BEGIN

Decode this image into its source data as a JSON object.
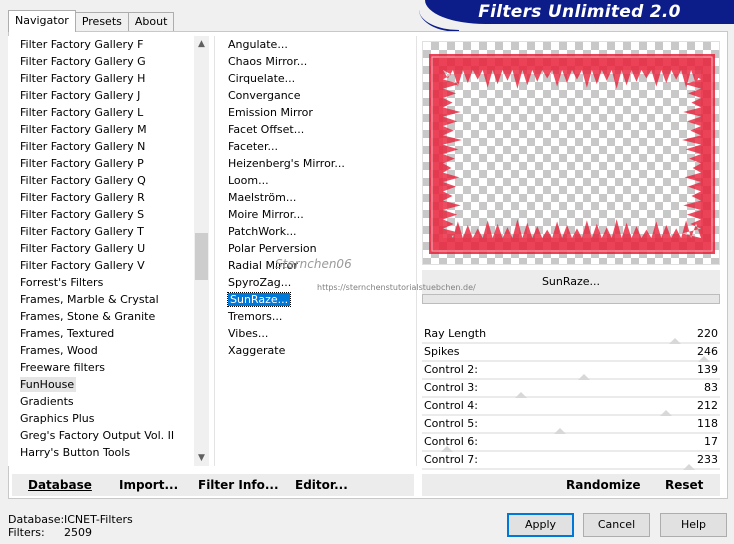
{
  "banner": {
    "title": "Filters Unlimited 2.0"
  },
  "tabs": [
    {
      "label": "Navigator",
      "active": true
    },
    {
      "label": "Presets",
      "active": false
    },
    {
      "label": "About",
      "active": false
    }
  ],
  "categories": [
    "Filter Factory Gallery F",
    "Filter Factory Gallery G",
    "Filter Factory Gallery H",
    "Filter Factory Gallery J",
    "Filter Factory Gallery L",
    "Filter Factory Gallery M",
    "Filter Factory Gallery N",
    "Filter Factory Gallery P",
    "Filter Factory Gallery Q",
    "Filter Factory Gallery R",
    "Filter Factory Gallery S",
    "Filter Factory Gallery T",
    "Filter Factory Gallery U",
    "Filter Factory Gallery V",
    "Forrest's Filters",
    "Frames, Marble & Crystal",
    "Frames, Stone & Granite",
    "Frames, Textured",
    "Frames, Wood",
    "Freeware filters",
    "FunHouse",
    "Gradients",
    "Graphics Plus",
    "Greg's Factory Output Vol. II",
    "Harry's Button Tools"
  ],
  "selected_category": "FunHouse",
  "filters": [
    "Angulate...",
    "Chaos Mirror...",
    "Cirquelate...",
    "Convergance",
    "Emission Mirror",
    "Facet Offset...",
    "Faceter...",
    "Heizenberg's Mirror...",
    "Loom...",
    "Maelström...",
    "Moire Mirror...",
    "PatchWork...",
    "Polar Perversion",
    "Radial Mirror",
    "SpyroZag...",
    "SunRaze...",
    "Tremors...",
    "Vibes...",
    "Xaggerate"
  ],
  "selected_filter": "SunRaze...",
  "preview": {
    "filter_name": "SunRaze..."
  },
  "controls": [
    {
      "label": "Ray Length",
      "value": 220
    },
    {
      "label": "Spikes",
      "value": 246
    },
    {
      "label": "Control 2:",
      "value": 139
    },
    {
      "label": "Control 3:",
      "value": 83
    },
    {
      "label": "Control 4:",
      "value": 212
    },
    {
      "label": "Control 5:",
      "value": 118
    },
    {
      "label": "Control 6:",
      "value": 17
    },
    {
      "label": "Control 7:",
      "value": 233
    }
  ],
  "control_max": 255,
  "toolbar": {
    "database": "Database",
    "import": "Import...",
    "filter_info": "Filter Info...",
    "editor": "Editor...",
    "randomize": "Randomize",
    "reset": "Reset"
  },
  "status": {
    "database_label": "Database:",
    "database_value": "ICNET-Filters",
    "filters_label": "Filters:",
    "filters_value": "2509"
  },
  "buttons": {
    "apply": "Apply",
    "cancel": "Cancel",
    "help": "Help"
  },
  "watermark": {
    "name": "Sternchen06",
    "url": "https://sternchenstutorialstuebchen.de/"
  },
  "colors": {
    "banner": "#0c1d8a",
    "selection": "#0078d7",
    "frame": "#e8213a"
  }
}
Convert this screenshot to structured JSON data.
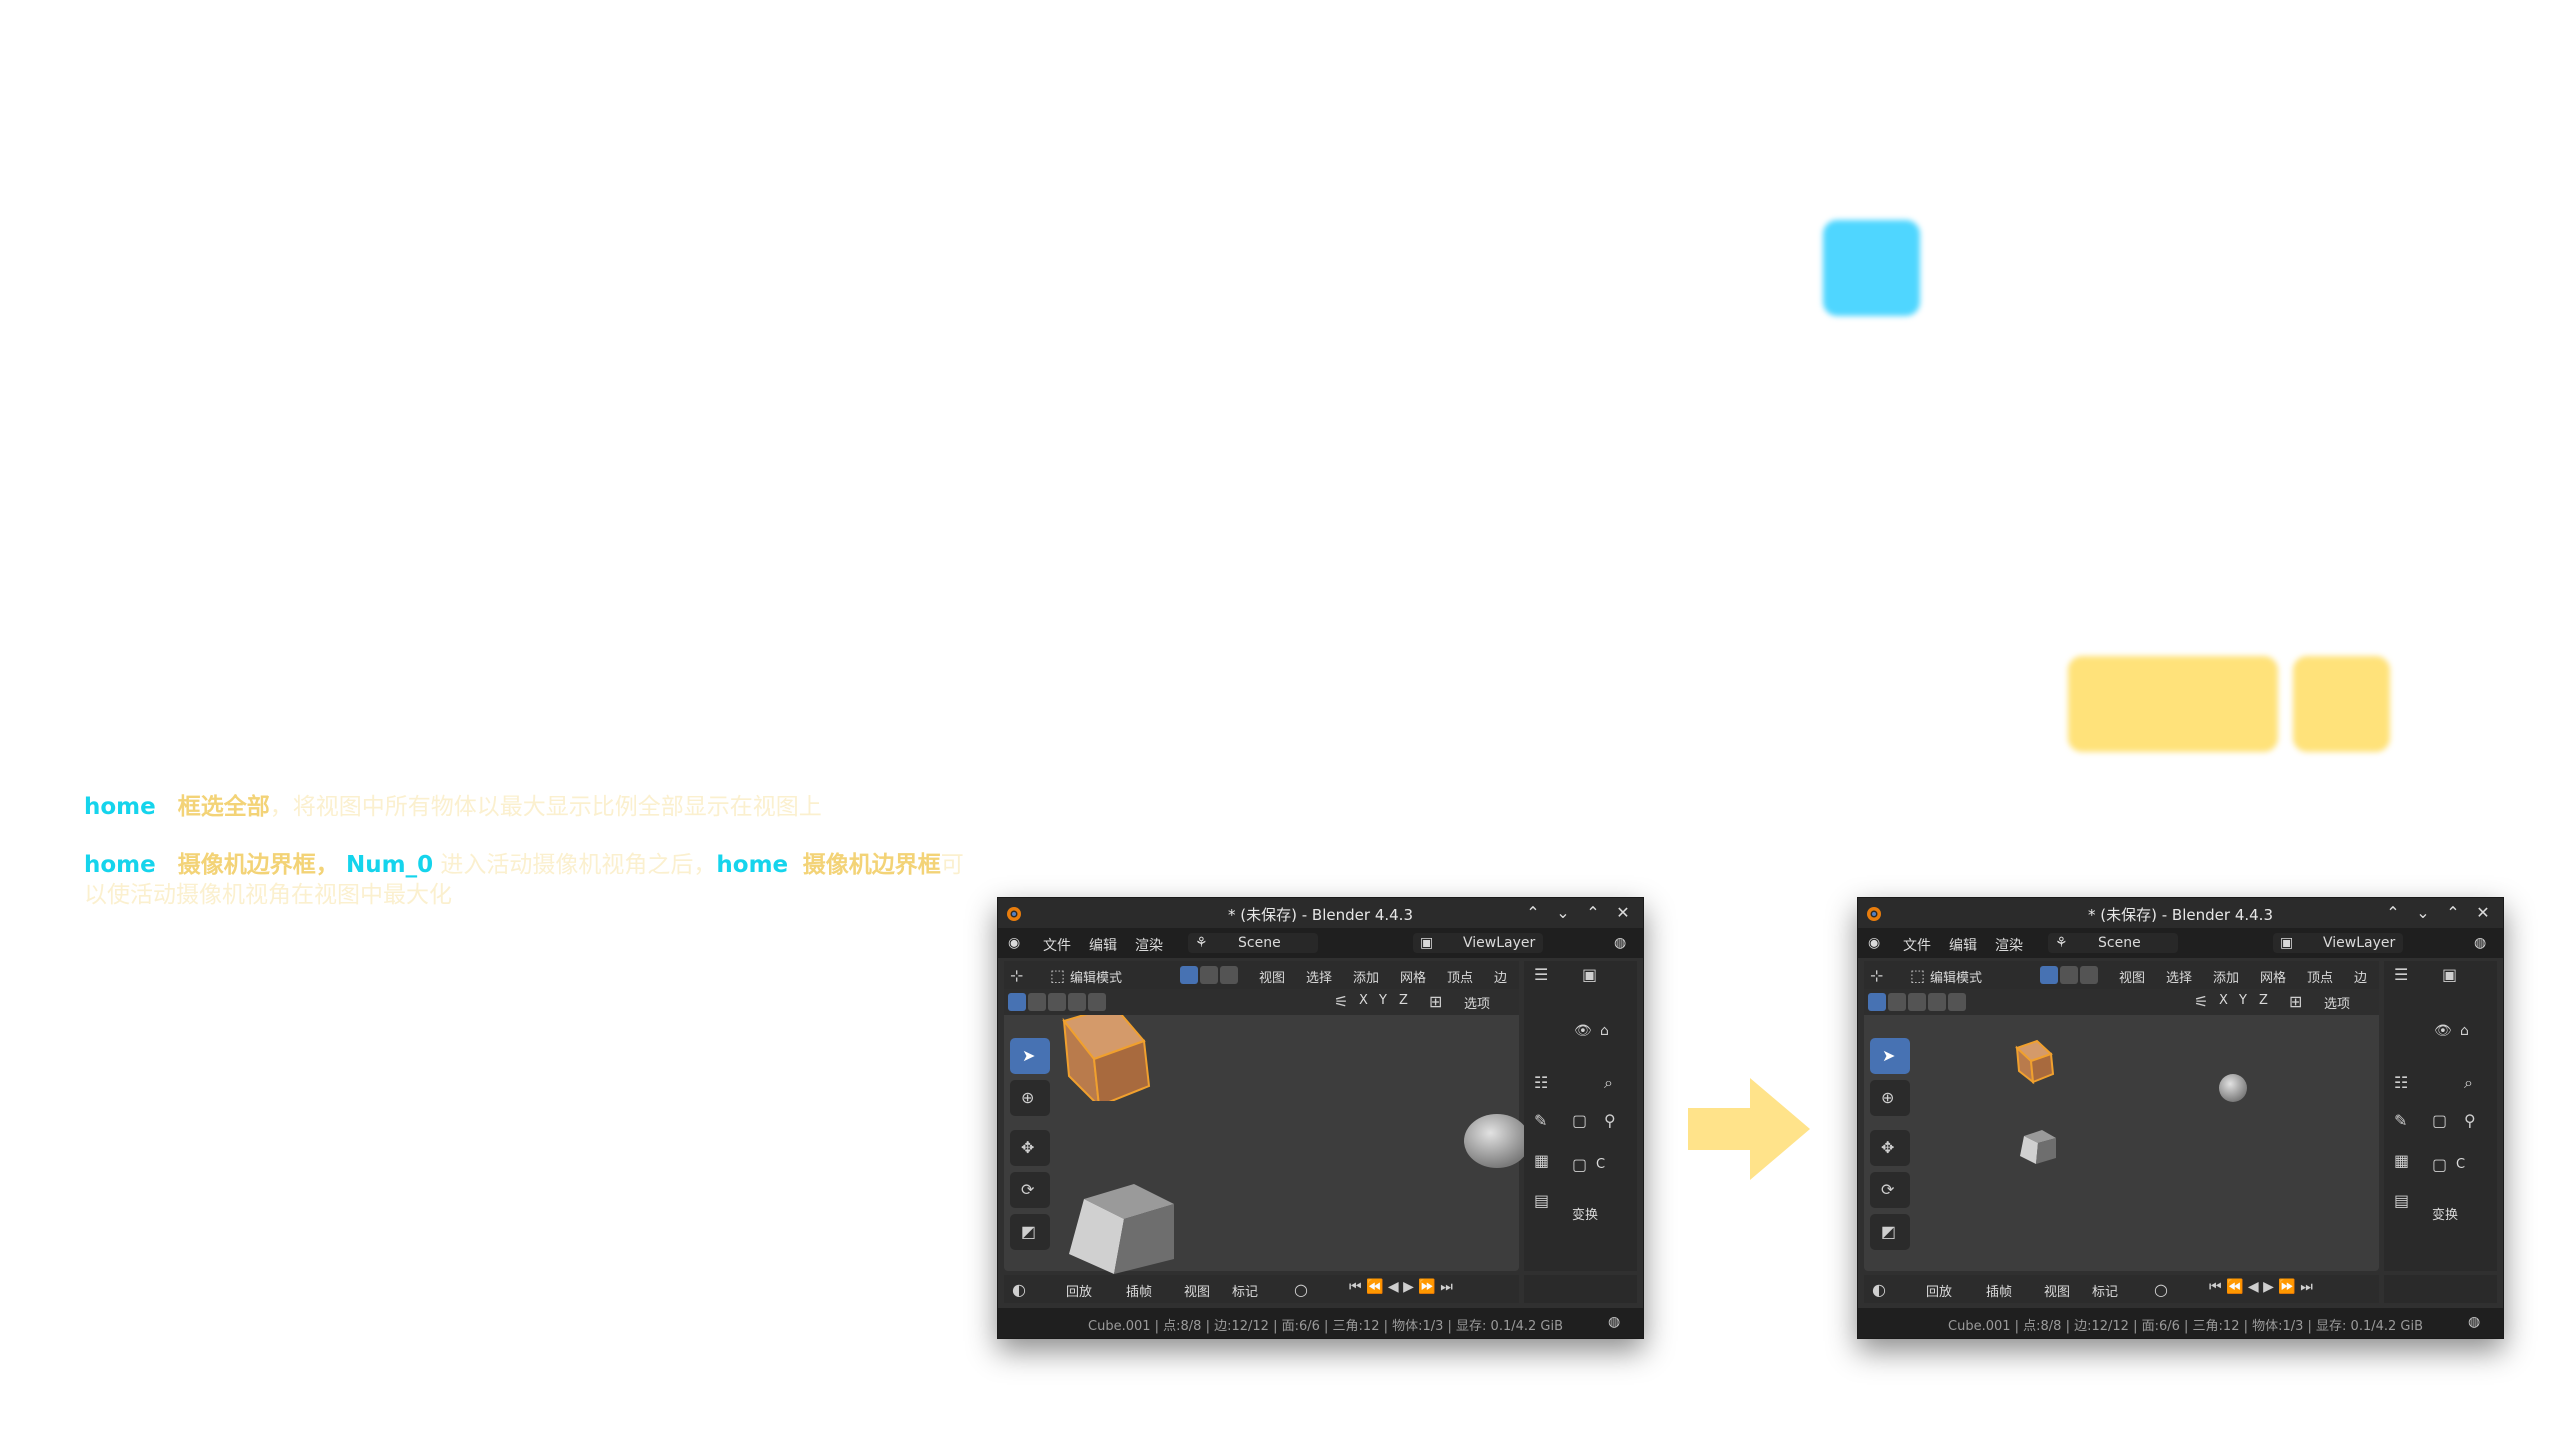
{
  "note1": {
    "key": "home",
    "term": "框选全部",
    "desc": "，将视图中所有物体以最大显示比例全部显示在视图上"
  },
  "note2": {
    "key1": "home",
    "term1": "摄像机边界框",
    "sep": "，",
    "key2": "Num_0",
    "mid": " 进入活动摄像机视角之后，",
    "key3": "home",
    "term2": "摄像机边界框",
    "desc": "可以使活动摄像机视角在视图中最大化"
  },
  "colors": {
    "key": "#15d4ec",
    "term": "#f3d377",
    "arrow": "#ffe38a",
    "active_tool": "#4772b3",
    "selected_object": "#e8902d"
  },
  "window": {
    "title": "* (未保存) - Blender 4.4.3",
    "menu": [
      "文件",
      "编辑",
      "渲染"
    ],
    "scene": "Scene",
    "view_layer": "ViewLayer",
    "mode": "编辑模式",
    "header_menu": [
      "视图",
      "选择",
      "添加",
      "网格",
      "顶点",
      "边"
    ],
    "axes": [
      "X",
      "Y",
      "Z"
    ],
    "options": "选项",
    "transform": "变换",
    "collection": "C",
    "timeline": [
      "回放",
      "插帧",
      "视图",
      "标记"
    ],
    "status": "Cube.001 | 点:8/8 | 边:12/12 | 面:6/6 | 三角:12 | 物体:1/3 | 显存: 0.1/4.2 GiB"
  },
  "icons": [
    "blender-logo-icon",
    "select-box-icon",
    "cursor-icon",
    "move-icon",
    "rotate-icon",
    "scale-icon",
    "arrow-right-icon"
  ]
}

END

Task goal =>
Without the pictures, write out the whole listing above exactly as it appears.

Result =>
Decode this image into its source data as a JSON object.
{
  "banner": {
    "title": "Filters Unlimited 2.0"
  },
  "tabs": [
    {
      "label": "Navigator",
      "active": true
    },
    {
      "label": "Presets",
      "active": false
    },
    {
      "label": "About",
      "active": false
    }
  ],
  "categories": [
    "Filter Factory Gallery F",
    "Filter Factory Gallery G",
    "Filter Factory Gallery H",
    "Filter Factory Gallery J",
    "Filter Factory Gallery L",
    "Filter Factory Gallery M",
    "Filter Factory Gallery N",
    "Filter Factory Gallery P",
    "Filter Factory Gallery Q",
    "Filter Factory Gallery R",
    "Filter Factory Gallery S",
    "Filter Factory Gallery T",
    "Filter Factory Gallery U",
    "Filter Factory Gallery V",
    "Forrest's Filters",
    "Frames, Marble & Crystal",
    "Frames, Stone & Granite",
    "Frames, Textured",
    "Frames, Wood",
    "Freeware filters",
    "FunHouse",
    "Gradients",
    "Graphics Plus",
    "Greg's Factory Output Vol. II",
    "Harry's Button Tools"
  ],
  "selected_category": "FunHouse",
  "filters": [
    "Angulate...",
    "Chaos Mirror...",
    "Cirquelate...",
    "Convergance",
    "Emission Mirror",
    "Facet Offset...",
    "Faceter...",
    "Heizenberg's Mirror...",
    "Loom...",
    "Maelström...",
    "Moire Mirror...",
    "PatchWork...",
    "Polar Perversion",
    "Radial Mirror",
    "SpyroZag...",
    "SunRaze...",
    "Tremors...",
    "Vibes...",
    "Xaggerate"
  ],
  "selected_filter": "SunRaze...",
  "preview": {
    "filter_name": "SunRaze..."
  },
  "controls": [
    {
      "label": "Ray Length",
      "value": 220
    },
    {
      "label": "Spikes",
      "value": 246
    },
    {
      "label": "Control 2:",
      "value": 139
    },
    {
      "label": "Control 3:",
      "value": 83
    },
    {
      "label": "Control 4:",
      "value": 212
    },
    {
      "label": "Control 5:",
      "value": 118
    },
    {
      "label": "Control 6:",
      "value": 17
    },
    {
      "label": "Control 7:",
      "value": 233
    }
  ],
  "control_max": 255,
  "toolbar": {
    "database": "Database",
    "import": "Import...",
    "filter_info": "Filter Info...",
    "editor": "Editor...",
    "randomize": "Randomize",
    "reset": "Reset"
  },
  "status": {
    "database_label": "Database:",
    "database_value": "ICNET-Filters",
    "filters_label": "Filters:",
    "filters_value": "2509"
  },
  "buttons": {
    "apply": "Apply",
    "cancel": "Cancel",
    "help": "Help"
  },
  "watermark": {
    "name": "Sternchen06",
    "url": "https://sternchenstutorialstuebchen.de/"
  },
  "colors": {
    "banner": "#0c1d8a",
    "selection": "#0078d7",
    "frame": "#e8213a"
  }
}
Convert this screenshot to structured JSON data.
{
  "note1": {
    "key": "home",
    "term": "框选全部",
    "desc": "，将视图中所有物体以最大显示比例全部显示在视图上"
  },
  "note2": {
    "key1": "home",
    "term1": "摄像机边界框",
    "sep": "，",
    "key2": "Num_0",
    "mid": " 进入活动摄像机视角之后，",
    "key3": "home",
    "term2": "摄像机边界框",
    "desc": "可以使活动摄像机视角在视图中最大化"
  },
  "colors": {
    "key": "#15d4ec",
    "term": "#f3d377",
    "arrow": "#ffe38a",
    "active_tool": "#4772b3",
    "selected_object": "#e8902d"
  },
  "window": {
    "title": "* (未保存) - Blender 4.4.3",
    "menu": [
      "文件",
      "编辑",
      "渲染"
    ],
    "scene": "Scene",
    "view_layer": "ViewLayer",
    "mode": "编辑模式",
    "header_menu": [
      "视图",
      "选择",
      "添加",
      "网格",
      "顶点",
      "边"
    ],
    "axes": [
      "X",
      "Y",
      "Z"
    ],
    "options": "选项",
    "transform": "变换",
    "collection": "C",
    "timeline": [
      "回放",
      "插帧",
      "视图",
      "标记"
    ],
    "status": "Cube.001 | 点:8/8 | 边:12/12 | 面:6/6 | 三角:12 | 物体:1/3 | 显存: 0.1/4.2 GiB"
  },
  "icons": [
    "blender-logo-icon",
    "select-box-icon",
    "cursor-icon",
    "move-icon",
    "rotate-icon",
    "scale-icon",
    "arrow-right-icon"
  ]
}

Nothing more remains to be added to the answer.